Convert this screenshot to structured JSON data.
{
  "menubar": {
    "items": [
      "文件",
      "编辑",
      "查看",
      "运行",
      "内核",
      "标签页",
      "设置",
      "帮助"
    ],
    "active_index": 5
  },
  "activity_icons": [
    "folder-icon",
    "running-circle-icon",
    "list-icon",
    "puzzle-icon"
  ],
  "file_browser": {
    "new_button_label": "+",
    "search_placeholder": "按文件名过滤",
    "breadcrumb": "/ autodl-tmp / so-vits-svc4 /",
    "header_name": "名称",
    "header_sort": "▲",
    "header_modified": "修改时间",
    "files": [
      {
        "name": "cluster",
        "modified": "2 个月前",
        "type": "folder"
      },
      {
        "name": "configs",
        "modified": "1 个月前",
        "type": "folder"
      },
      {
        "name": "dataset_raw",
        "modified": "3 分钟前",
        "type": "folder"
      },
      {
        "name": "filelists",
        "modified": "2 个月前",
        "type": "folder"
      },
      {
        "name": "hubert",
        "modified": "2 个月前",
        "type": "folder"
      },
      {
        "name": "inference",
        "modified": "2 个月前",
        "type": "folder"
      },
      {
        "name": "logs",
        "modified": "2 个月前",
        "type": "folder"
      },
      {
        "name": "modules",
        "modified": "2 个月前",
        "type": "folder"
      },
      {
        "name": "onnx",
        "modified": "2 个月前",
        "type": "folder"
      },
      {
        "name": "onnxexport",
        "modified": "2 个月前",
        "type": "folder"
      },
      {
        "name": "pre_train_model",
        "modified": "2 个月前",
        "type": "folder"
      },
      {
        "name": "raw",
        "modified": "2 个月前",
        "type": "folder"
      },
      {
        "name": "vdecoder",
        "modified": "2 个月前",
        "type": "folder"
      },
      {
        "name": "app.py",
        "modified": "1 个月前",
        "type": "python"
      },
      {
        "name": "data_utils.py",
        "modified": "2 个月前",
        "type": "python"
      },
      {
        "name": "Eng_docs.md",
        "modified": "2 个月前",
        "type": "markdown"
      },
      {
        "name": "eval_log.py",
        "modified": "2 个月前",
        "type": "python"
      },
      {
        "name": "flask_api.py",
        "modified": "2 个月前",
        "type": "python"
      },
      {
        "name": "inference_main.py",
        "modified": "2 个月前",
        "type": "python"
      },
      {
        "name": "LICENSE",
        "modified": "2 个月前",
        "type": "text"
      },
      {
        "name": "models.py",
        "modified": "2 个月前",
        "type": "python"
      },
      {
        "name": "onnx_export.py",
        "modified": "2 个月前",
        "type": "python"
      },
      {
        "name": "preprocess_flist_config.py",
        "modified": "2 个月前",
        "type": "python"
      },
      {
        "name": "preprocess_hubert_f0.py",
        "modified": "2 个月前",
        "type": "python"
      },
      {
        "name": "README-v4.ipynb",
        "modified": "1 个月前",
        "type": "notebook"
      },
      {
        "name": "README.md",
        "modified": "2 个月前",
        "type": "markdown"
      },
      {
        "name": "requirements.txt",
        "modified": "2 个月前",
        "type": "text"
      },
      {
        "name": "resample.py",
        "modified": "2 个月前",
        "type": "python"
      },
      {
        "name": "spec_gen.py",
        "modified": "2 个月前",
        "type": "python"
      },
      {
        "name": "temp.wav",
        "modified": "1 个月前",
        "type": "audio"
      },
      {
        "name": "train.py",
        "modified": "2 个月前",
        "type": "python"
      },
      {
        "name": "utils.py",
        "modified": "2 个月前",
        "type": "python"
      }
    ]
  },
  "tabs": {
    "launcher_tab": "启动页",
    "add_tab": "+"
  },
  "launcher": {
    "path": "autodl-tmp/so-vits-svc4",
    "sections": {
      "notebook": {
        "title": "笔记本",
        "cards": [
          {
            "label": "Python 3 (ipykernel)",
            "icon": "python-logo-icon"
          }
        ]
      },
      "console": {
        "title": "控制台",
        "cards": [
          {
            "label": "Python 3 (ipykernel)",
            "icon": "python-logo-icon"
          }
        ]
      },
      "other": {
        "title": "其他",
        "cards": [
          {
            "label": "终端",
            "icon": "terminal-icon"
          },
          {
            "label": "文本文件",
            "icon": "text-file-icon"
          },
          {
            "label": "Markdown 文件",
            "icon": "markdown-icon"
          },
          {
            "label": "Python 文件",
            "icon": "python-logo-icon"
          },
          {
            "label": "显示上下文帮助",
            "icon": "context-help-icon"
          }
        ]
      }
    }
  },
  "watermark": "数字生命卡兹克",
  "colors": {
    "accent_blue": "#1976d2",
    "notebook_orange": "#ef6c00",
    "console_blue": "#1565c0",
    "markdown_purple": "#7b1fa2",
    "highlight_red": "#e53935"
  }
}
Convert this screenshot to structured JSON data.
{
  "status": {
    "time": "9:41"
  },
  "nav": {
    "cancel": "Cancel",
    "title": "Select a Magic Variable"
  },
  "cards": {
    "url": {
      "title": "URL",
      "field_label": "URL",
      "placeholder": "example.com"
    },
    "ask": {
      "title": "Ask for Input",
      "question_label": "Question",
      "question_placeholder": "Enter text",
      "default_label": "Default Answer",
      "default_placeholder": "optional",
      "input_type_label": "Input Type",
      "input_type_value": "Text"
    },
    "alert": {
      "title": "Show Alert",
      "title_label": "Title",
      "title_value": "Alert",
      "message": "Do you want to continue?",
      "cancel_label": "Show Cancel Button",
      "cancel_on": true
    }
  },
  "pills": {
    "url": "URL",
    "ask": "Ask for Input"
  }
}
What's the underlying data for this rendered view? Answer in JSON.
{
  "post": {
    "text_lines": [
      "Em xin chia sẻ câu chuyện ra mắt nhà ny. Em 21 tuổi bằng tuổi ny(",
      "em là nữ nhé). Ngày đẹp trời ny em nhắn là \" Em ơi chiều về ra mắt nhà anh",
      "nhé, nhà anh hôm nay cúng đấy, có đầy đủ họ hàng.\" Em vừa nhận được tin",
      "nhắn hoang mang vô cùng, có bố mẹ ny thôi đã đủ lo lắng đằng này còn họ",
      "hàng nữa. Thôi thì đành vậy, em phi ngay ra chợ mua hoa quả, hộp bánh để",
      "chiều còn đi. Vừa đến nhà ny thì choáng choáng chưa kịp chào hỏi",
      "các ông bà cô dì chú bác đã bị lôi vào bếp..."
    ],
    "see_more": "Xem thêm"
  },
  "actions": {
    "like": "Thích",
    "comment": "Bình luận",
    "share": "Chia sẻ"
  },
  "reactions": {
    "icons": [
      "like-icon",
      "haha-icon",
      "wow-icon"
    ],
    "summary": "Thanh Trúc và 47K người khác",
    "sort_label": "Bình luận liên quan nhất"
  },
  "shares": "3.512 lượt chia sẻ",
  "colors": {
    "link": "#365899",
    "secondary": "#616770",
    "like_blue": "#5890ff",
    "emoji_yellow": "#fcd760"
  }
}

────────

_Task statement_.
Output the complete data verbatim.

_Written reply_.
Convert this screenshot to structured JSON data.
{
  "menubar": {
    "items": [
      "文件",
      "编辑",
      "查看",
      "运行",
      "内核",
      "标签页",
      "设置",
      "帮助"
    ],
    "active_index": 5
  },
  "activity_icons": [
    "folder-icon",
    "running-circle-icon",
    "list-icon",
    "puzzle-icon"
  ],
  "file_browser": {
    "new_button_label": "+",
    "search_placeholder": "按文件名过滤",
    "breadcrumb": "/ autodl-tmp / so-vits-svc4 /",
    "header_name": "名称",
    "header_sort": "▲",
    "header_modified": "修改时间",
    "files": [
      {
        "name": "cluster",
        "modified": "2 个月前",
        "type": "folder"
      },
      {
        "name": "configs",
        "modified": "1 个月前",
        "type": "folder"
      },
      {
        "name": "dataset_raw",
        "modified": "3 分钟前",
        "type": "folder"
      },
      {
        "name": "filelists",
        "modified": "2 个月前",
        "type": "folder"
      },
      {
        "name": "hubert",
        "modified": "2 个月前",
        "type": "folder"
      },
      {
        "name": "inference",
        "modified": "2 个月前",
        "type": "folder"
      },
      {
        "name": "logs",
        "modified": "2 个月前",
        "type": "folder"
      },
      {
        "name": "modules",
        "modified": "2 个月前",
        "type": "folder"
      },
      {
        "name": "onnx",
        "modified": "2 个月前",
        "type": "folder"
      },
      {
        "name": "onnxexport",
        "modified": "2 个月前",
        "type": "folder"
      },
      {
        "name": "pre_train_model",
        "modified": "2 个月前",
        "type": "folder"
      },
      {
        "name": "raw",
        "modified": "2 个月前",
        "type": "folder"
      },
      {
        "name": "vdecoder",
        "modified": "2 个月前",
        "type": "folder"
      },
      {
        "name": "app.py",
        "modified": "1 个月前",
        "type": "python"
      },
      {
        "name": "data_utils.py",
        "modified": "2 个月前",
        "type": "python"
      },
      {
        "name": "Eng_docs.md",
        "modified": "2 个月前",
        "type": "markdown"
      },
      {
        "name": "eval_log.py",
        "modified": "2 个月前",
        "type": "python"
      },
      {
        "name": "flask_api.py",
        "modified": "2 个月前",
        "type": "python"
      },
      {
        "name": "inference_main.py",
        "modified": "2 个月前",
        "type": "python"
      },
      {
        "name": "LICENSE",
        "modified": "2 个月前",
        "type": "text"
      },
      {
        "name": "models.py",
        "modified": "2 个月前",
        "type": "python"
      },
      {
        "name": "onnx_export.py",
        "modified": "2 个月前",
        "type": "python"
      },
      {
        "name": "preprocess_flist_config.py",
        "modified": "2 个月前",
        "type": "python"
      },
      {
        "name": "preprocess_hubert_f0.py",
        "modified": "2 个月前",
        "type": "python"
      },
      {
        "name": "README-v4.ipynb",
        "modified": "1 个月前",
        "type": "notebook"
      },
      {
        "name": "README.md",
        "modified": "2 个月前",
        "type": "markdown"
      },
      {
        "name": "requirements.txt",
        "modified": "2 个月前",
        "type": "text"
      },
      {
        "name": "resample.py",
        "modified": "2 个月前",
        "type": "python"
      },
      {
        "name": "spec_gen.py",
        "modified": "2 个月前",
        "type": "python"
      },
      {
        "name": "temp.wav",
        "modified": "1 个月前",
        "type": "audio"
      },
      {
        "name": "train.py",
        "modified": "2 个月前",
        "type": "python"
      },
      {
        "name": "utils.py",
        "modified": "2 个月前",
        "type": "python"
      }
    ]
  },
  "tabs": {
    "launcher_tab": "启动页",
    "add_tab": "+"
  },
  "launcher": {
    "path": "autodl-tmp/so-vits-svc4",
    "sections": {
      "notebook": {
        "title": "笔记本",
        "cards": [
          {
            "label": "Python 3 (ipykernel)",
            "icon": "python-logo-icon"
          }
        ]
      },
      "console": {
        "title": "控制台",
        "cards": [
          {
            "label": "Python 3 (ipykernel)",
            "icon": "python-logo-icon"
          }
        ]
      },
      "other": {
        "title": "其他",
        "cards": [
          {
            "label": "终端",
            "icon": "terminal-icon"
          },
          {
            "label": "文本文件",
            "icon": "text-file-icon"
          },
          {
            "label": "Markdown 文件",
            "icon": "markdown-icon"
          },
          {
            "label": "Python 文件",
            "icon": "python-logo-icon"
          },
          {
            "label": "显示上下文帮助",
            "icon": "context-help-icon"
          }
        ]
      }
    }
  },
  "watermark": "数字生命卡兹克",
  "colors": {
    "accent_blue": "#1976d2",
    "notebook_orange": "#ef6c00",
    "console_blue": "#1565c0",
    "markdown_purple": "#7b1fa2",
    "highlight_red": "#e53935"
  }
}
Convert this screenshot to structured JSON data.
{
  "status": {
    "time": "9:41"
  },
  "nav": {
    "cancel": "Cancel",
    "title": "Select a Magic Variable"
  },
  "cards": {
    "url": {
      "title": "URL",
      "field_label": "URL",
      "placeholder": "example.com"
    },
    "ask": {
      "title": "Ask for Input",
      "question_label": "Question",
      "question_placeholder": "Enter text",
      "default_label": "Default Answer",
      "default_placeholder": "optional",
      "input_type_label": "Input Type",
      "input_type_value": "Text"
    },
    "alert": {
      "title": "Show Alert",
      "title_label": "Title",
      "title_value": "Alert",
      "message": "Do you want to continue?",
      "cancel_label": "Show Cancel Button",
      "cancel_on": true
    }
  },
  "pills": {
    "url": "URL",
    "ask": "Ask for Input"
  }
}
What's the underlying data for this rendered view? Answer in JSON.
{
  "post": {
    "text_lines": [
      "Em xin chia sẻ câu chuyện ra mắt nhà ny. Em 21 tuổi bằng tuổi ny(",
      "em là nữ nhé). Ngày đẹp trời ny em nhắn là \" Em ơi chiều về ra mắt nhà anh",
      "nhé, nhà anh hôm nay cúng đấy, có đầy đủ họ hàng.\" Em vừa nhận được tin",
      "nhắn hoang mang vô cùng, có bố mẹ ny thôi đã đủ lo lắng đằng này còn họ",
      "hàng nữa. Thôi thì đành vậy, em phi ngay ra chợ mua hoa quả, hộp bánh để",
      "chiều còn đi. Vừa đến nhà ny thì choáng choáng chưa kịp chào hỏi",
      "các ông bà cô dì chú bác đã bị lôi vào bếp..."
    ],
    "see_more": "Xem thêm"
  },
  "actions": {
    "like": "Thích",
    "comment": "Bình luận",
    "share": "Chia sẻ"
  },
  "reactions": {
    "icons": [
      "like-icon",
      "haha-icon",
      "wow-icon"
    ],
    "summary": "Thanh Trúc và 47K người khác",
    "sort_label": "Bình luận liên quan nhất"
  },
  "shares": "3.512 lượt chia sẻ",
  "colors": {
    "link": "#365899",
    "secondary": "#616770",
    "like_blue": "#5890ff",
    "emoji_yellow": "#fcd760"
  }
}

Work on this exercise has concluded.